• [The problem]
Give every entry again, word for word and in full.

[[ Data open ]]

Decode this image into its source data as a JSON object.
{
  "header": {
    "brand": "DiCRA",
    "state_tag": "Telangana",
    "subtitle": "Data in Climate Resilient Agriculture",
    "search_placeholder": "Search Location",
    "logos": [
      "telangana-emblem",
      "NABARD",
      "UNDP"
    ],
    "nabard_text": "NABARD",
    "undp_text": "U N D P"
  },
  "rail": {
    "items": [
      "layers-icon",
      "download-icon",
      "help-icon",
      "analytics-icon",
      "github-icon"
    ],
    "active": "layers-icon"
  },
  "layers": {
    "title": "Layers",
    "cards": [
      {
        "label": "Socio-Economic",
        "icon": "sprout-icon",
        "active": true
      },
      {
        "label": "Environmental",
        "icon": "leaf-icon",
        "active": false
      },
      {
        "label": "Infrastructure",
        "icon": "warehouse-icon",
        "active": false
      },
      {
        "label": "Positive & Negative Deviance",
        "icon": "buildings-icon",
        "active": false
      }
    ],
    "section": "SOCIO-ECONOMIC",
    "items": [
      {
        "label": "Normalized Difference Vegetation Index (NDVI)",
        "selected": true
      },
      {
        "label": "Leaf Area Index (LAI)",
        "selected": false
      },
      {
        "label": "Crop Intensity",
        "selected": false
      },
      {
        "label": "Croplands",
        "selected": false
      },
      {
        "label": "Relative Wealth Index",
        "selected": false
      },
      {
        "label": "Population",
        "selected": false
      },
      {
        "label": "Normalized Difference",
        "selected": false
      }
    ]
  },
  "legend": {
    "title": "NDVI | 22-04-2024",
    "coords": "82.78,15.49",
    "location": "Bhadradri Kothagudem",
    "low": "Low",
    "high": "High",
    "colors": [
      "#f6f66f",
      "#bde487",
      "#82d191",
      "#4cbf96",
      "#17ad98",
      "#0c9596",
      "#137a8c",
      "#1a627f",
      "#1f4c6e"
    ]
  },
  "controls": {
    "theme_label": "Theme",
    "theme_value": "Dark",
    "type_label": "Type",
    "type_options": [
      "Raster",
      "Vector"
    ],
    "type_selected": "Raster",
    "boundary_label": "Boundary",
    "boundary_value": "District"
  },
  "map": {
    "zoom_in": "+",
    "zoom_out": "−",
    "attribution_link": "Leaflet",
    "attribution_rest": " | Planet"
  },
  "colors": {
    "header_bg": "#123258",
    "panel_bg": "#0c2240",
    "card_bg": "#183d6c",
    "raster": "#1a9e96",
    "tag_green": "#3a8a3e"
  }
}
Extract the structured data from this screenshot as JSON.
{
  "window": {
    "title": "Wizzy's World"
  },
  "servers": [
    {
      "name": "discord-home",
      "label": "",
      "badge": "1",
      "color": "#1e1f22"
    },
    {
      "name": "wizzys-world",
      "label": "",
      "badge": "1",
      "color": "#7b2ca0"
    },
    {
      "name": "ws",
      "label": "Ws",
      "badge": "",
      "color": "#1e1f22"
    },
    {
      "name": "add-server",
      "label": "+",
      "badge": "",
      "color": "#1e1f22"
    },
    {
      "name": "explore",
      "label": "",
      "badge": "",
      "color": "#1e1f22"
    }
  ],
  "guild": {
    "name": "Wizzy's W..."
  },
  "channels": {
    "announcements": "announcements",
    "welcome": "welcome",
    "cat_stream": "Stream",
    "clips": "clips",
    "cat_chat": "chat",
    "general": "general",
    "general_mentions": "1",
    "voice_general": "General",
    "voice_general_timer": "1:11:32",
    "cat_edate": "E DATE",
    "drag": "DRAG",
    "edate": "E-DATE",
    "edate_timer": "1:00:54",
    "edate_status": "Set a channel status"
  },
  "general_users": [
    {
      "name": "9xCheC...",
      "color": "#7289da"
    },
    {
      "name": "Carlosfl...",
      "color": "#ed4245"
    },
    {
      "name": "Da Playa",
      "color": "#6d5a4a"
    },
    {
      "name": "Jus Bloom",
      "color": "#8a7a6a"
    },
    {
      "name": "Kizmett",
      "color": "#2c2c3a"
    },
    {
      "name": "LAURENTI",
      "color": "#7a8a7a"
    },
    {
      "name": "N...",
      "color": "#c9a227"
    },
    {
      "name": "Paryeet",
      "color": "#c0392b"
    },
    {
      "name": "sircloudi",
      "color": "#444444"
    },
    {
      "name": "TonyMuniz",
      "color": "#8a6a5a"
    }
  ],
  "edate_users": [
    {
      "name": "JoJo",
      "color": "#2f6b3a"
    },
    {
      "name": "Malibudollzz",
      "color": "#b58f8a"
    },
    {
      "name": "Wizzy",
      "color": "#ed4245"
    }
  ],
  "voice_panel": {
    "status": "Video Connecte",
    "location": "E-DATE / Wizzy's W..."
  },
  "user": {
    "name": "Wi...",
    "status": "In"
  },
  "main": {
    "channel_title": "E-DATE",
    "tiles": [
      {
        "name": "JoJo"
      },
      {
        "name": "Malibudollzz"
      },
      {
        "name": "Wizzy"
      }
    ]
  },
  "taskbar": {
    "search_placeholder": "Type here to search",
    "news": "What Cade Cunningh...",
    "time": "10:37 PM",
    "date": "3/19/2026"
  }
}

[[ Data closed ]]

• [Solved problem]
Decode this image into its source data as a JSON object.
{
  "header": {
    "brand": "DiCRA",
    "state_tag": "Telangana",
    "subtitle": "Data in Climate Resilient Agriculture",
    "search_placeholder": "Search Location",
    "logos": [
      "telangana-emblem",
      "NABARD",
      "UNDP"
    ],
    "nabard_text": "NABARD",
    "undp_text": "U N D P"
  },
  "rail": {
    "items": [
      "layers-icon",
      "download-icon",
      "help-icon",
      "analytics-icon",
      "github-icon"
    ],
    "active": "layers-icon"
  },
  "layers": {
    "title": "Layers",
    "cards": [
      {
        "label": "Socio-Economic",
        "icon": "sprout-icon",
        "active": true
      },
      {
        "label": "Environmental",
        "icon": "leaf-icon",
        "active": false
      },
      {
        "label": "Infrastructure",
        "icon": "warehouse-icon",
        "active": false
      },
      {
        "label": "Positive & Negative Deviance",
        "icon": "buildings-icon",
        "active": false
      }
    ],
    "section": "SOCIO-ECONOMIC",
    "items": [
      {
        "label": "Normalized Difference Vegetation Index (NDVI)",
        "selected": true
      },
      {
        "label": "Leaf Area Index (LAI)",
        "selected": false
      },
      {
        "label": "Crop Intensity",
        "selected": false
      },
      {
        "label": "Croplands",
        "selected": false
      },
      {
        "label": "Relative Wealth Index",
        "selected": false
      },
      {
        "label": "Population",
        "selected": false
      },
      {
        "label": "Normalized Difference",
        "selected": false
      }
    ]
  },
  "legend": {
    "title": "NDVI | 22-04-2024",
    "coords": "82.78,15.49",
    "location": "Bhadradri Kothagudem",
    "low": "Low",
    "high": "High",
    "colors": [
      "#f6f66f",
      "#bde487",
      "#82d191",
      "#4cbf96",
      "#17ad98",
      "#0c9596",
      "#137a8c",
      "#1a627f",
      "#1f4c6e"
    ]
  },
  "controls": {
    "theme_label": "Theme",
    "theme_value": "Dark",
    "type_label": "Type",
    "type_options": [
      "Raster",
      "Vector"
    ],
    "type_selected": "Raster",
    "boundary_label": "Boundary",
    "boundary_value": "District"
  },
  "map": {
    "zoom_in": "+",
    "zoom_out": "−",
    "attribution_link": "Leaflet",
    "attribution_rest": " | Planet"
  },
  "colors": {
    "header_bg": "#123258",
    "panel_bg": "#0c2240",
    "card_bg": "#183d6c",
    "raster": "#1a9e96",
    "tag_green": "#3a8a3e"
  }
}
Extract the structured data from this screenshot as JSON.
{
  "window": {
    "title": "Wizzy's World"
  },
  "servers": [
    {
      "name": "discord-home",
      "label": "",
      "badge": "1",
      "color": "#1e1f22"
    },
    {
      "name": "wizzys-world",
      "label": "",
      "badge": "1",
      "color": "#7b2ca0"
    },
    {
      "name": "ws",
      "label": "Ws",
      "badge": "",
      "color": "#1e1f22"
    },
    {
      "name": "add-server",
      "label": "+",
      "badge": "",
      "color": "#1e1f22"
    },
    {
      "name": "explore",
      "label": "",
      "badge": "",
      "color": "#1e1f22"
    }
  ],
  "guild": {
    "name": "Wizzy's W..."
  },
  "channels": {
    "announcements": "announcements",
    "welcome": "welcome",
    "cat_stream": "Stream",
    "clips": "clips",
    "cat_chat": "chat",
    "general": "general",
    "general_mentions": "1",
    "voice_general": "General",
    "voice_general_timer": "1:11:32",
    "cat_edate": "E DATE",
    "drag": "DRAG",
    "edate": "E-DATE",
    "edate_timer": "1:00:54",
    "edate_status": "Set a channel status"
  },
  "general_users": [
    {
      "name": "9xCheC...",
      "color": "#7289da"
    },
    {
      "name": "Carlosfl...",
      "color": "#ed4245"
    },
    {
      "name": "Da Playa",
      "color": "#6d5a4a"
    },
    {
      "name": "Jus Bloom",
      "color": "#8a7a6a"
    },
    {
      "name": "Kizmett",
      "color": "#2c2c3a"
    },
    {
      "name": "LAURENTI",
      "color": "#7a8a7a"
    },
    {
      "name": "N...",
      "color": "#c9a227"
    },
    {
      "name": "Paryeet",
      "color": "#c0392b"
    },
    {
      "name": "sircloudi",
      "color": "#444444"
    },
    {
      "name": "TonyMuniz",
      "color": "#8a6a5a"
    }
  ],
  "edate_users": [
    {
      "name": "JoJo",
      "color": "#2f6b3a"
    },
    {
      "name": "Malibudollzz",
      "color": "#b58f8a"
    },
    {
      "name": "Wizzy",
      "color": "#ed4245"
    }
  ],
  "voice_panel": {
    "status": "Video Connecte",
    "location": "E-DATE / Wizzy's W..."
  },
  "user": {
    "name": "Wi...",
    "status": "In"
  },
  "main": {
    "channel_title": "E-DATE",
    "tiles": [
      {
        "name": "JoJo"
      },
      {
        "name": "Malibudollzz"
      },
      {
        "name": "Wizzy"
      }
    ]
  },
  "taskbar": {
    "search_placeholder": "Type here to search",
    "news": "What Cade Cunningh...",
    "time": "10:37 PM",
    "date": "3/19/2026"
  }
}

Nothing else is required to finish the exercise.